Shawn used to love report card time. He spent hours analyzing what the teachers said about the kids and once I realized how important he thought they were, I spent more time on the comments I wrote for my own students. He also got a huge kick out of the standards that asked 2nd graders, for example, to “understand the global presence of art and its cultural and historical importance.” Every time report cards came home, he’d sit on the couch in the evening and read the standards one by one. When there was a particularly extreme one, he’d read it out loud and we’d both laugh.
God, the things you miss when someone is gone. Just typing that paragraph made me cry.

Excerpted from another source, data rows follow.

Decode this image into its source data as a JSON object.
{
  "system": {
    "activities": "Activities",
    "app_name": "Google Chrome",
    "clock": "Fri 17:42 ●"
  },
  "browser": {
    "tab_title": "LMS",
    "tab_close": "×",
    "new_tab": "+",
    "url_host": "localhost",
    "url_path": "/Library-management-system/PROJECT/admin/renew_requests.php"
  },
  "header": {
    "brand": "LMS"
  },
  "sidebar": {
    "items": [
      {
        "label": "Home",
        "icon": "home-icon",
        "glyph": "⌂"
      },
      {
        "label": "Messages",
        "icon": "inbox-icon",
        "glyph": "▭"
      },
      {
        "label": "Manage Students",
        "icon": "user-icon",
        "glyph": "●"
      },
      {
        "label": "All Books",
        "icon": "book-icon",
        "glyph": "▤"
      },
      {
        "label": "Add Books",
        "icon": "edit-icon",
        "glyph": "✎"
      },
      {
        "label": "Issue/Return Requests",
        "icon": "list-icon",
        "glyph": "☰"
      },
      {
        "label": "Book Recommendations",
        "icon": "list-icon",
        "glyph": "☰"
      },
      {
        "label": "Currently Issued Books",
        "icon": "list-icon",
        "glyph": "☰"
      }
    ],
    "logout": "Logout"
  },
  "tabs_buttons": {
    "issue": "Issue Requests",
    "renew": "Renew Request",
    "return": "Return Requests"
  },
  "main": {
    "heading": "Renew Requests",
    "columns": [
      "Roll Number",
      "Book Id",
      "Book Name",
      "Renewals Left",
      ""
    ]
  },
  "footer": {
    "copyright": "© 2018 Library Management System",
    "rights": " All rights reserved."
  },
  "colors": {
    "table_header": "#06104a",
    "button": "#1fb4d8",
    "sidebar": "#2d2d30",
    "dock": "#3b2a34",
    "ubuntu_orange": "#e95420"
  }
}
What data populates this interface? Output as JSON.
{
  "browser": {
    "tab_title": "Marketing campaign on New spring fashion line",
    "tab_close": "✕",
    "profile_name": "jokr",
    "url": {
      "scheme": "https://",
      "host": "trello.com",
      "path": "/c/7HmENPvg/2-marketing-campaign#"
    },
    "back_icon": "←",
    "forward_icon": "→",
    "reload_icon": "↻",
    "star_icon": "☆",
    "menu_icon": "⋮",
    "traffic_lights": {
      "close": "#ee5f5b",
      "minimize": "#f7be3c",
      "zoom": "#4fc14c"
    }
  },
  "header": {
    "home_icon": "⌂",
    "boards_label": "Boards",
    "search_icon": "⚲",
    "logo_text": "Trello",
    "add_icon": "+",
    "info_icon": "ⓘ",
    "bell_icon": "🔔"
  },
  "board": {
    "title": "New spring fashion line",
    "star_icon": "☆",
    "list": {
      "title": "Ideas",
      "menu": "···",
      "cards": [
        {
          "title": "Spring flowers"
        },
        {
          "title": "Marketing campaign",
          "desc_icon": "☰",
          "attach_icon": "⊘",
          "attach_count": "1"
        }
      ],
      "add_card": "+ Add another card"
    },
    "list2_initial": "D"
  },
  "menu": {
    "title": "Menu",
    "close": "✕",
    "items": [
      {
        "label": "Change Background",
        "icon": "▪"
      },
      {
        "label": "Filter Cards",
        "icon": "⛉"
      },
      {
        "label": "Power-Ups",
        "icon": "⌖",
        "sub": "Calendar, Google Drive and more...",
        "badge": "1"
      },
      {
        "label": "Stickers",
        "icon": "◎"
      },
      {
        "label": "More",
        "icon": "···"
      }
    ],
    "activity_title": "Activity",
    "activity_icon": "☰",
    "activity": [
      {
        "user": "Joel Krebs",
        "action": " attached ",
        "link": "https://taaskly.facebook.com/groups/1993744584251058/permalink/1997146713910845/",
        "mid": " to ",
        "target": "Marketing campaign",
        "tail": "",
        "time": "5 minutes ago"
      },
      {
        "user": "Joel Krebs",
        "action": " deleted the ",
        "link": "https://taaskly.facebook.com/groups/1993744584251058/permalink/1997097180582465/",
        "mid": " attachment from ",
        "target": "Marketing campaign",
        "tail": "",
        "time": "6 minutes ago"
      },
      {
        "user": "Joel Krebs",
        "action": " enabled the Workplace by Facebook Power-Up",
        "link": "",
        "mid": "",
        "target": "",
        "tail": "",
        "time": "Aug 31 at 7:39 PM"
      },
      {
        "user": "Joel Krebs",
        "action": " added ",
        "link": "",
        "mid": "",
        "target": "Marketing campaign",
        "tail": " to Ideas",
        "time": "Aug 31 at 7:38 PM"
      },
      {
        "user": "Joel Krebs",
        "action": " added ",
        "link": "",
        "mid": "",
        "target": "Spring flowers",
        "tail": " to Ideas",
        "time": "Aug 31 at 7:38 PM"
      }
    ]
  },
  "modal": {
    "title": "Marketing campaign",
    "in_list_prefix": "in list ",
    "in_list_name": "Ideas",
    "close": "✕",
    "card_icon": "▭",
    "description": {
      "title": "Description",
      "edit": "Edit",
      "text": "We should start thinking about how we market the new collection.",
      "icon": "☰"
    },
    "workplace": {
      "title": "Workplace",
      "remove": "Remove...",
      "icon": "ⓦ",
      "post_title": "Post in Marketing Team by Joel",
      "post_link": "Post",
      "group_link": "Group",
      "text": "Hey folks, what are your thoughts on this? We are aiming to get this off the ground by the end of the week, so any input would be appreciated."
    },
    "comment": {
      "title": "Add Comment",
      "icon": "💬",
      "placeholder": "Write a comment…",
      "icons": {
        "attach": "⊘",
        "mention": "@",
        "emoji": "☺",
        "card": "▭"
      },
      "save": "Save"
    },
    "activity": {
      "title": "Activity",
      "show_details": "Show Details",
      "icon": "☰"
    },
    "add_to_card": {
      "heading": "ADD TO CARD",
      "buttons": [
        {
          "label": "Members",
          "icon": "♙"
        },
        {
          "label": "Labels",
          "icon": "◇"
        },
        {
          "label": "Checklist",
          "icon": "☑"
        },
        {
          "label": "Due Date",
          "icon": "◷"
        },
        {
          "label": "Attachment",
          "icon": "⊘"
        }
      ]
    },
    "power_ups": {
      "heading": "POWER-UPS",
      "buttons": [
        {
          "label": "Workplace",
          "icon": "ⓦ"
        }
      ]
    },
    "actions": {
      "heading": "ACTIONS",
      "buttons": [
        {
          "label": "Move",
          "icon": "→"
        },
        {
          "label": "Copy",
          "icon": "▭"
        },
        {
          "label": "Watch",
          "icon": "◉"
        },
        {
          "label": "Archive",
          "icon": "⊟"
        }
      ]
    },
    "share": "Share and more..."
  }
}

When I try to explain to other people the stress of being a single parent, there is always so much focus on the logistics. Many people think that it must be difficult for me to shuttle all of my kids to their various activities every weekend. Others worry that I must be stressed out making sure that the kids all have their flu shots and haircuts and properly-sized raincoats. And then there are always those who are concerned that the stress of keeping us afloat financially must be very difficult.
Of course, all of those things are tough. But I have help with a lot of the logistics. I am lucky that someone different picks up Austin for sports practice each week. My dad loves to go to the grocery store for us. And someone is always helping me organize my life in one way or another.
But no one pours over those report cards anymore. No one except me.
Yes, my dad was excited that his math tutoring of Claire has paid off, and yes, I know that he was glad that Austin is following classroom rules. But it’s not the same. We both know that.
Single parenting is tough for so many reasons.
But I’d make a thousand lunches and do a million carpools if I could just watch Shawn as he looked over their report cards this year. I’d do anything for a moment like that because I know what it would be like. It would be like seeing my own emotions reflected right back at me.
He was the only person who ever looked at those report cards with the same love that I did.